One recent study looked at how people successfully (or not) detach psychologically from their jobs during non-work hours. As the authors of the study, which appears in the Journal of Occupational Health Psychology, note, “psychological detachment from work during nonwork time is important for employee recovery and health.”
Two factors helped employees make that detachment: having a strong attitude of “I’m not going to bring my work home” (a preference for work-home segmentation) and being in a work environment where it’s not the norm to bring work home (a culture of work-home segmentation).
But even when these factors are present, employees find it difficult to not be drawn into work activities on their off hours. The authors suspected that use of technology (e-mail, Internet, cell phones, PDAs) was a key reason. So they surveyed 431 recent college graduates with full-time jobs and found that, yes, indeed, people who succumbed to using those technologies for work purposes while at home struggled to keep their home and work lives separate.
Like I said, no surprise there. But the findings are a reminder that we need to be proactive about keeping our work, well, at work.
“It’s important to note that technology did not explain all of the variance [in the work-home detachment identified in the study],” note the writers of a summary of the study on the British Psychological Study’s website, “which means that setting strict rules about technology use is not the only way to help psychological detachment, nor necessarily sufficient; you may want to develop habits that deal with ruminations [worries about work], develop end-of-day rituals, or establish clearer boundaries with colleagues. But technology certainly plays a part, and so it’s worth considering the practices of your own workplace: for instance, are the trends towards shedding work desktops for laptops, and ‘bring your own computer’ programs, helping or hurting us?”
The ‘commuting paradox’
Over at his Frontal Cortex blog at Wired, science writer Jonah Lehrer riffed this week on happiness research, including the impact that commuting has on our happiness. He cites, for example, a survey involving 1,000 women living in a large, unidentified Midwestern city, which found that commuting is, as Lehrer puts it, “the absolute worst thing in the world.”

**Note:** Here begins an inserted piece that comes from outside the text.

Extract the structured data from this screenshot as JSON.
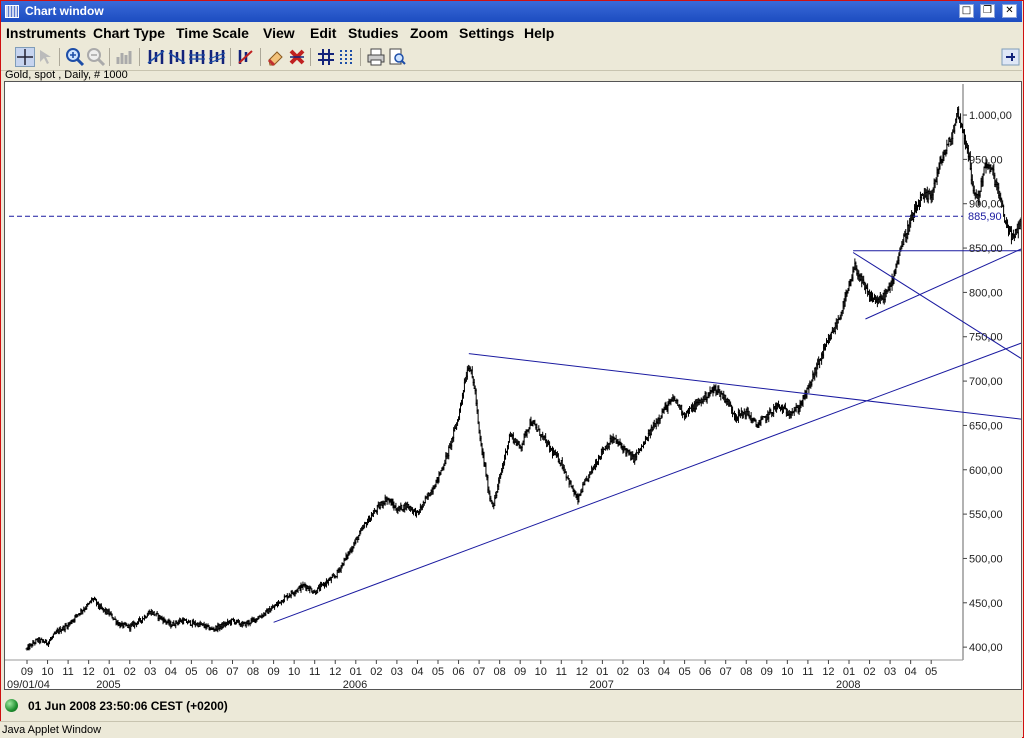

“[I]t’s not just survey data that confirms the horror of rush hour,” says Lehrer. “A few years ago, the Swiss economists Bruno Frey and Alois Stutzer outlined a human bias they called ‘the commuting paradox.’ They found that, when people are choosing where to live, they consistently underestimated the pain of a long commute. As a result, they mistakenly believed that the McMansion in the suburbs, with its extra bedroom and sprawling lawn, will make them happier, even though it might force them to drive an additional forty-five minutes to work. It turns out, though, that traffic is torture, and the big house isn’t worth it. According to the calculations of Frey and Stutzer, a person with a one-hour commute has to earn 40 percent more money to be as satisfied with life as someone who walks to the office.”
Enjoy the long commute-free weekend. And try to stay unplugged.